=== Data provided ===

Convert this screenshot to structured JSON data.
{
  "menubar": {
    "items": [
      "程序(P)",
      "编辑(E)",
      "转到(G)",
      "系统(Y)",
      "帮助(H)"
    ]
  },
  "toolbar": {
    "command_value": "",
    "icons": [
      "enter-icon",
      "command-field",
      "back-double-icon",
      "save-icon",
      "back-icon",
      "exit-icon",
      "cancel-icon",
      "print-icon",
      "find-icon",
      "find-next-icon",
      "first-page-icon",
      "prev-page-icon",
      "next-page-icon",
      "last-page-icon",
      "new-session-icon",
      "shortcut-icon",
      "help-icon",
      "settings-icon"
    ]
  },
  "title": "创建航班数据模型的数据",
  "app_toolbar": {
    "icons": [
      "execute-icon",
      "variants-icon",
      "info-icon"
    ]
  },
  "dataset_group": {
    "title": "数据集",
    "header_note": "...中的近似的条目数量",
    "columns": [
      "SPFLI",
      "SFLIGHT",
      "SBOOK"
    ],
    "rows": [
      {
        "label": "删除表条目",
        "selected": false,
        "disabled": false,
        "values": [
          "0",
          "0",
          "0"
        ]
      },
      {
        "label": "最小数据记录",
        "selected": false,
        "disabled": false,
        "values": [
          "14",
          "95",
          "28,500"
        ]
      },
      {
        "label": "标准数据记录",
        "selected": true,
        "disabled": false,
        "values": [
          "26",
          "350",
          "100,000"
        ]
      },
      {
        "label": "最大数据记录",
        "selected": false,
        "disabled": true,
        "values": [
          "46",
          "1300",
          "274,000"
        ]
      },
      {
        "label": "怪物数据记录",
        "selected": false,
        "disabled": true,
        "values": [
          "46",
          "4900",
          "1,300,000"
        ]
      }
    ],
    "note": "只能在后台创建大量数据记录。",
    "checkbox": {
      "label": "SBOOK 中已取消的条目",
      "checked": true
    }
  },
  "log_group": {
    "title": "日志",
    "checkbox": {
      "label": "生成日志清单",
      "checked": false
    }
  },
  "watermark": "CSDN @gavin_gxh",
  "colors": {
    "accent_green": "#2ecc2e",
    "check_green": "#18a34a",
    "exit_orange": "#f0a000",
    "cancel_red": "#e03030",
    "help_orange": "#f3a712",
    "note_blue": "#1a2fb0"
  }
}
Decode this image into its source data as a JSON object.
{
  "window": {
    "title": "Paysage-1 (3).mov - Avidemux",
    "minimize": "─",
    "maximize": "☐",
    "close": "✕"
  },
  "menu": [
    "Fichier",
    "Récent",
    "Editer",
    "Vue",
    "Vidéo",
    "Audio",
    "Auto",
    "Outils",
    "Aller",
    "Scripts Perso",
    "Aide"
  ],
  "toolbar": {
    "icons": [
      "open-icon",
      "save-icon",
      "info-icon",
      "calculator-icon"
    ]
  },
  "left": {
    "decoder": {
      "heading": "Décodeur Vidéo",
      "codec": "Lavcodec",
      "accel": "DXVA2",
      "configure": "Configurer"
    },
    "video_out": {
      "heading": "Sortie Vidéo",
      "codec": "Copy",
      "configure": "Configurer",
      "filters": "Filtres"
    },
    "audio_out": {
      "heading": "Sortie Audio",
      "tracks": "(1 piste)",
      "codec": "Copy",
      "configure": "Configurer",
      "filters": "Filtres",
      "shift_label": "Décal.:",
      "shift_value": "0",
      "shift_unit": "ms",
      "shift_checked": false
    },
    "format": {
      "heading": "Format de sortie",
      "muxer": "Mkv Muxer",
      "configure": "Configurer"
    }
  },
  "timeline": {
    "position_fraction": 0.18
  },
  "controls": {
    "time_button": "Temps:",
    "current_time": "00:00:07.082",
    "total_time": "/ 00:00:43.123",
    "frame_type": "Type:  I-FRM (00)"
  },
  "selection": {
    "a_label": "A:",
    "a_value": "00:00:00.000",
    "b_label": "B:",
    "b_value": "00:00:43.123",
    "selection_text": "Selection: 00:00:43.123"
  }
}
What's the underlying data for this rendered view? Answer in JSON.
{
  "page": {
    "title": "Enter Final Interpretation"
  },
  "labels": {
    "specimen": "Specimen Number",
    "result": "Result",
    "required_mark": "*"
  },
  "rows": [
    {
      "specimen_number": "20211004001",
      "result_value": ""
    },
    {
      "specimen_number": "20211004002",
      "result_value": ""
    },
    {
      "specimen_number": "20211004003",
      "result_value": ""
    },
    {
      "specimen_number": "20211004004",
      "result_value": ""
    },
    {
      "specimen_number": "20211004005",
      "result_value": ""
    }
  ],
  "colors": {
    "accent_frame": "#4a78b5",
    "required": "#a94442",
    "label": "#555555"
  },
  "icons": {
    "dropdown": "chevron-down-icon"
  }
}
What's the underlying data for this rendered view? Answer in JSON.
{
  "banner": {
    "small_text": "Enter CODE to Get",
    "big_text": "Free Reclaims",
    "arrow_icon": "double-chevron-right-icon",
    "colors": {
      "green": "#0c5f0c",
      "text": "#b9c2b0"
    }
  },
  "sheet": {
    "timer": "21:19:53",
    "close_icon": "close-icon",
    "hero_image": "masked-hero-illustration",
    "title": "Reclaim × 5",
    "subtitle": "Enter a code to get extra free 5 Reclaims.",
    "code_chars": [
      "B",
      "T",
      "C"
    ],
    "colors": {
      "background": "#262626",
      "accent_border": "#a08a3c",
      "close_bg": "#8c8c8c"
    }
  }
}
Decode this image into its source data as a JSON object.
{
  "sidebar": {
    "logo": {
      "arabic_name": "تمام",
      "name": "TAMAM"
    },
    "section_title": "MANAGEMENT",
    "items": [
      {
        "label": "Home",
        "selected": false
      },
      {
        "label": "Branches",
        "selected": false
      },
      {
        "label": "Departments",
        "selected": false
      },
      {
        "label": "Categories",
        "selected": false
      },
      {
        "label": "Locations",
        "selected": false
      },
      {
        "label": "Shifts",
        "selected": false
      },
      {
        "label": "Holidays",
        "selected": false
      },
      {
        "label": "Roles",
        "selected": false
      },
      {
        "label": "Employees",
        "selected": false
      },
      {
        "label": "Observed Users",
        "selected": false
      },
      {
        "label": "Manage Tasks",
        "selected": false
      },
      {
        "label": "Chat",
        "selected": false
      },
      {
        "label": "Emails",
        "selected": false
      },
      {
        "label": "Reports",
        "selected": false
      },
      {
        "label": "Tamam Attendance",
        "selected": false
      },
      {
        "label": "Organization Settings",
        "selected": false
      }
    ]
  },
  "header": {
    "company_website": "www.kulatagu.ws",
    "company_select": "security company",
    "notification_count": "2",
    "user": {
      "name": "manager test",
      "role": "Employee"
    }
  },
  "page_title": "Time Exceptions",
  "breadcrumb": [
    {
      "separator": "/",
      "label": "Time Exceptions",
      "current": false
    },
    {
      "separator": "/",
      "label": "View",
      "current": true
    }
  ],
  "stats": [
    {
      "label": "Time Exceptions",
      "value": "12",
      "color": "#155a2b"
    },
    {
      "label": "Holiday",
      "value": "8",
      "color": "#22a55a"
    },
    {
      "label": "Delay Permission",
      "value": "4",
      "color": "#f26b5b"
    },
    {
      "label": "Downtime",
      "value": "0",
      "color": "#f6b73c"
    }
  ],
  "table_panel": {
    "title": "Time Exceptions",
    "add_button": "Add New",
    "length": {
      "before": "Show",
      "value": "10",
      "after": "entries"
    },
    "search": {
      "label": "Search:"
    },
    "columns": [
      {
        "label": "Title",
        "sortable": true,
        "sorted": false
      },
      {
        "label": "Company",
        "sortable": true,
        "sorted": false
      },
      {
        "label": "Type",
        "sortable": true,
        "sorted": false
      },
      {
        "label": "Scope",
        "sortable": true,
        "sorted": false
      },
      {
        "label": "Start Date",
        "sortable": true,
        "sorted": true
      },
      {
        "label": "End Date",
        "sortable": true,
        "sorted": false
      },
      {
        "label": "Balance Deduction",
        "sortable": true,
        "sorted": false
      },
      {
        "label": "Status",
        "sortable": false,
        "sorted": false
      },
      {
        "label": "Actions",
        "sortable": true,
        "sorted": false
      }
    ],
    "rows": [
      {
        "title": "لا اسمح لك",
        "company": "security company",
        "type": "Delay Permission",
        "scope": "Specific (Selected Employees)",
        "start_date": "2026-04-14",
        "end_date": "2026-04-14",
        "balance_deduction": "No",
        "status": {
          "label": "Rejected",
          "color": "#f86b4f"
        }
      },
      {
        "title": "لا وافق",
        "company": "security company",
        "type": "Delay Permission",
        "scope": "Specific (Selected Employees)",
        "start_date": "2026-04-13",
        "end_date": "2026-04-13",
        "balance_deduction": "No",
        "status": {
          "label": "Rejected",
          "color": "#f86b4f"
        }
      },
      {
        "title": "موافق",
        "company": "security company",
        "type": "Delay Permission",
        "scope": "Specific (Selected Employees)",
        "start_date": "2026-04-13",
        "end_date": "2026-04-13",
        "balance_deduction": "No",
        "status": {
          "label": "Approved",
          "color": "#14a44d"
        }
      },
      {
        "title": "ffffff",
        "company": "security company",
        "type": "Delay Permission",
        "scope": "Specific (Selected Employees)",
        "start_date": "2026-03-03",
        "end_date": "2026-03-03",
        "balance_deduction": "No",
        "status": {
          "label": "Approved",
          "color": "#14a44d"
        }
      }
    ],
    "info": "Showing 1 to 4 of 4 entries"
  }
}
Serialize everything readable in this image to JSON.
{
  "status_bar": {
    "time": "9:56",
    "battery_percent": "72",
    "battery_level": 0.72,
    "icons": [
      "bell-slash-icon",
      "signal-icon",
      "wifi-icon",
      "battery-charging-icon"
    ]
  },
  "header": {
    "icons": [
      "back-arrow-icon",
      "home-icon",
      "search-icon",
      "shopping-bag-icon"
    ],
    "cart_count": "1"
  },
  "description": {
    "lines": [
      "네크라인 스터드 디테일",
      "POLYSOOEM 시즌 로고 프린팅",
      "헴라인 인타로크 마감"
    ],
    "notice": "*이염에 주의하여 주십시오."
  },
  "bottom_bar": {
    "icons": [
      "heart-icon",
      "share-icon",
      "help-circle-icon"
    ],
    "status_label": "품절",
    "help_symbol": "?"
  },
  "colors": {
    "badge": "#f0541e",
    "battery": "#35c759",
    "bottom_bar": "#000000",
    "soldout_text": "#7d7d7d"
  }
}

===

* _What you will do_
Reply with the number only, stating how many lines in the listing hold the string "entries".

* _Exercise output_
2